We were talking about the value of silence over at El’s before she took her Lenten break from the blogging world, and how our current world is set up to deliver noise constantly.
Some of the noise comes from what we – or our audible neighbors – consider entertainment. Music, talk, television, movies, youtube – the sound fills whatever might be a silent moment.
Some of the noise comes from the modern world – the sound of cars is constant in my neighborhood. Trains, sirens, foghorns, the hum of electricity, the rumble of the dryer.
Some of the noise comes from the natural world – the cackling of my neighbor’s chickens, the sound of the wind in the trees, the sound of breakers on the beach, the crashing of thunder.
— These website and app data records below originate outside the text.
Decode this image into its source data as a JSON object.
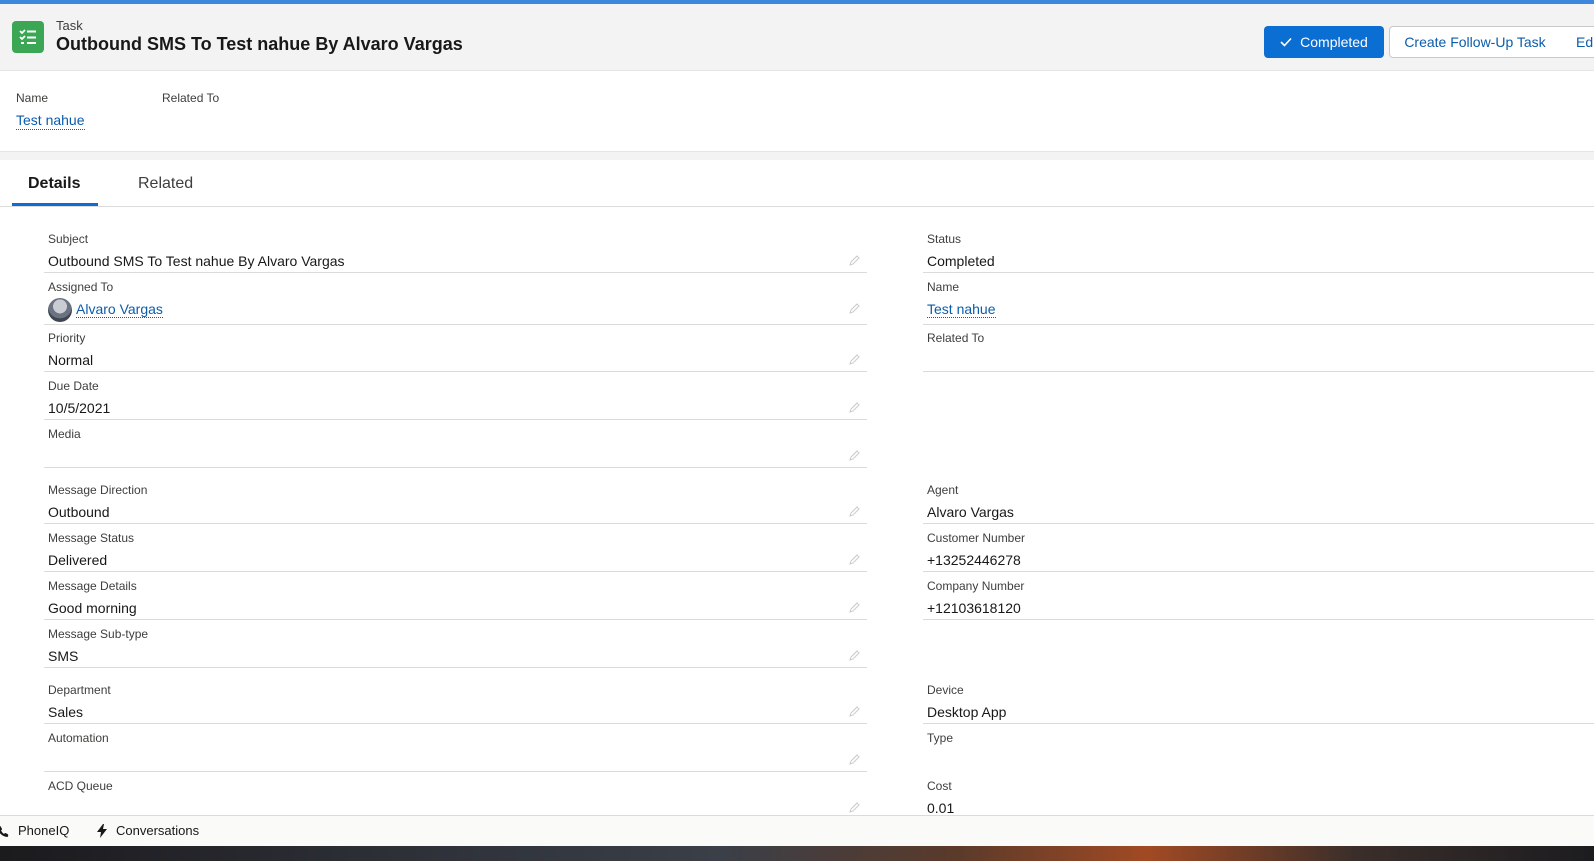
{
  "header": {
    "object_type": "Task",
    "title": "Outbound SMS To Test nahue By Alvaro Vargas",
    "buttons": {
      "completed": "Completed",
      "follow_up": "Create Follow-Up Task",
      "edit": "Ed"
    }
  },
  "highlights": {
    "name_label": "Name",
    "name_value": "Test nahue",
    "related_label": "Related To"
  },
  "tabs": {
    "details": "Details",
    "related": "Related"
  },
  "fields_left": [
    {
      "label": "Subject",
      "value": "Outbound SMS To Test nahue By Alvaro Vargas"
    },
    {
      "label": "Assigned To",
      "value": "Alvaro Vargas"
    },
    {
      "label": "Priority",
      "value": "Normal"
    },
    {
      "label": "Due Date",
      "value": "10/5/2021"
    },
    {
      "label": "Media",
      "value": ""
    },
    {
      "label": "Message Direction",
      "value": "Outbound"
    },
    {
      "label": "Message Status",
      "value": "Delivered"
    },
    {
      "label": "Message Details",
      "value": "Good morning"
    },
    {
      "label": "Message Sub-type",
      "value": "SMS"
    },
    {
      "label": "Department",
      "value": "Sales"
    },
    {
      "label": "Automation",
      "value": ""
    },
    {
      "label": "ACD Queue",
      "value": ""
    }
  ],
  "fields_right": [
    {
      "label": "Status",
      "value": "Completed"
    },
    {
      "label": "Name",
      "value": "Test nahue"
    },
    {
      "label": "Related To",
      "value": ""
    },
    {
      "label": "Agent",
      "value": "Alvaro Vargas"
    },
    {
      "label": "Customer Number",
      "value": "+13252446278"
    },
    {
      "label": "Company Number",
      "value": "+12103618120"
    },
    {
      "label": "Device",
      "value": "Desktop App"
    },
    {
      "label": "Type",
      "value": ""
    },
    {
      "label": "Cost",
      "value": "0.01"
    }
  ],
  "footer": {
    "phoneiq": "PhoneIQ",
    "conversations": "Conversations"
  },
  "colors": {
    "brand_blue": "#0b6ed3",
    "link_blue": "#0b5cab",
    "task_icon_green": "#3ba755"
  }
}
I am someone who values silence. I uncoil in the stillness of an empty house, a darkened bedroom, a winter beach. There are parts of myself that will not come out for the examining when the world is noisy and busy and full.
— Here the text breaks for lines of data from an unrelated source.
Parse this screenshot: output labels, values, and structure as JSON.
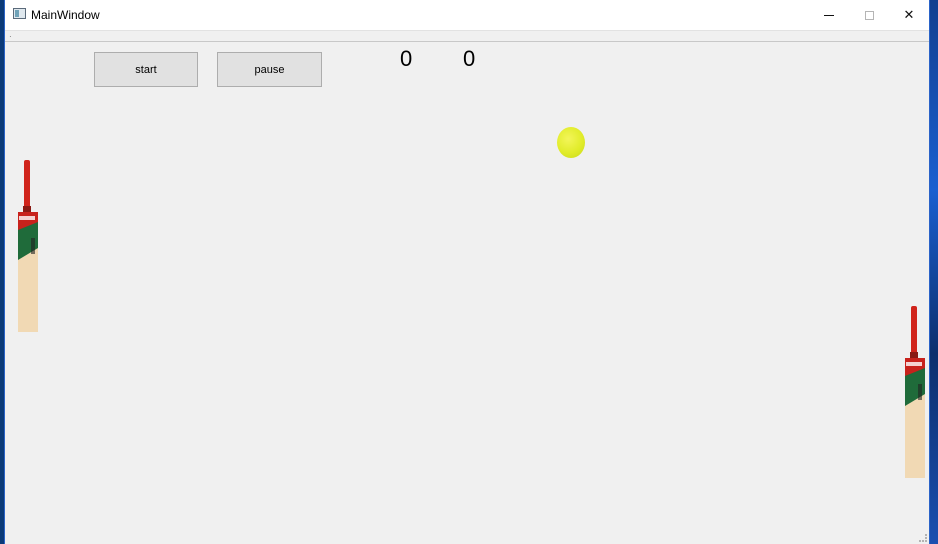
{
  "window": {
    "title": "MainWindow",
    "controls": {
      "minimize_icon": "minimize-icon",
      "maximize_icon": "maximize-icon",
      "close_icon": "close-icon",
      "close_glyph": "✕"
    }
  },
  "toolbar": {
    "start_label": "start",
    "pause_label": "pause"
  },
  "scores": {
    "left": "0",
    "right": "0"
  },
  "game": {
    "ball_color": "#e1ec2a",
    "bat_handle_color": "#d0241b",
    "bat_blade_color": "#f1d9b4",
    "bat_sticker_color": "#1f6b3a"
  }
}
We sort noises into noises that we need to pay attention to, and noises that we don’t. I don’t need to pay attention to the sound of the rain. I might love to, but I don’t need to. Even though the sound of traffic on I-5 sounds very much like a roaring river, traffic noise is car noise, and car noise I need to pay attention to – well, at least I’ve trained myself to do so when I’m driving, and that extends to the hours when I am not.
Noises that start & stop take more of our attention than noises that are constant.
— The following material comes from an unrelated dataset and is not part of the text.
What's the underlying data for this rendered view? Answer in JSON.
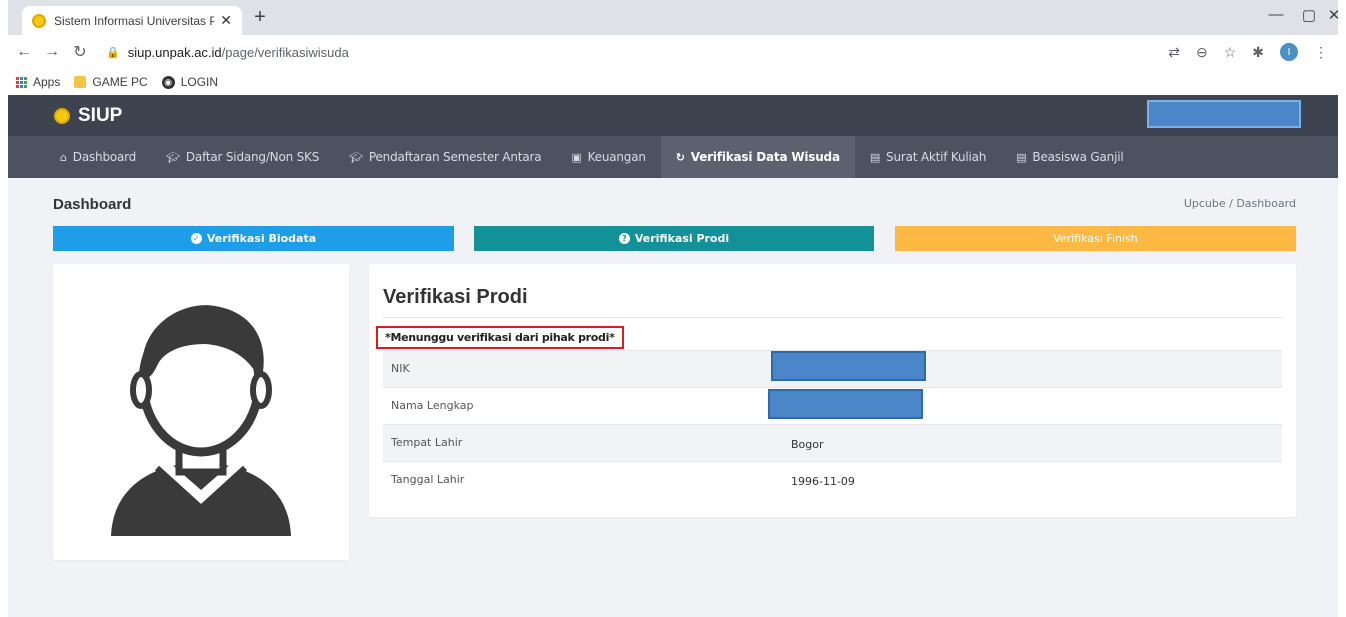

But yet – I find myself choosing noise more often than silence. Why?
I find myself erecting walls of noise-of-my-choice to protect my psyche from the assault of noise-not-of-my-choice. If there must be noise, let me choose my own input. Let me make for myself a safe place, a barrier. When I drive and the person next to me has their noise-machine cranked up, my own noise-machine gives me continuity. I can pretend that though we sit 10 feet away from one another, we are truly in separate countries, totally strangers to one another in our cells of steel and glass. Noise provides an illusion.
I choose outer noise when my inner self is discombobulated or wound up. I’m much more likely to turn the radio on on the way home from work than on the way to work! Somehow listening to external noise-of-choice helps me ignore the internal noise. Similarly, I’ll change the radio station to change my line of thought if I’m stuck in a mental place that I don’t like.
Why do I keep calling the radio “noise-of-choice” and not music? Well, because I’m not listening to it as music. I am neither participating as a singer, nor am I fully savoring it as an appreciator of art. It is pleasant companionship, not transformative. I am capable of appreciating good music, but good music makes poor walls. When I want to appreciate music (or any other kind of art), I want to have had time in silence, time to quiet myself so that I can bring my full attention to what is on offer. My pleasant companion can come along with me as I navigate busy streets without forcing me to choose where to place my attention – on a note that breaks the heart, or a nearby driver intent on breaking the law.
That’s one of the things that CS Lewis touched on in a few of his books. Silence, music, and the sounds of nature allow one to relax, expand, to take a breath, to see God’s handiwork and interact with it. In our modern world, will we or nil we, we are often prevented from that interaction.
I would like to sit and listen to the birds in the tree outside. I keep sending my attention to their song. But we are interrupted by the sound of cars passing. I find this wearying. It breaks my attention. It breaks my thoughts. It’s hard to enter into Deep Work when I’m constantly dragged back to step one.
I could go on – and might. But not today. For my thoughts are fractured by the noises. Since I cannot be at peace, I may well put on my headphones, and choose my own noise for a few minutes before I go to work and have it chosen for me.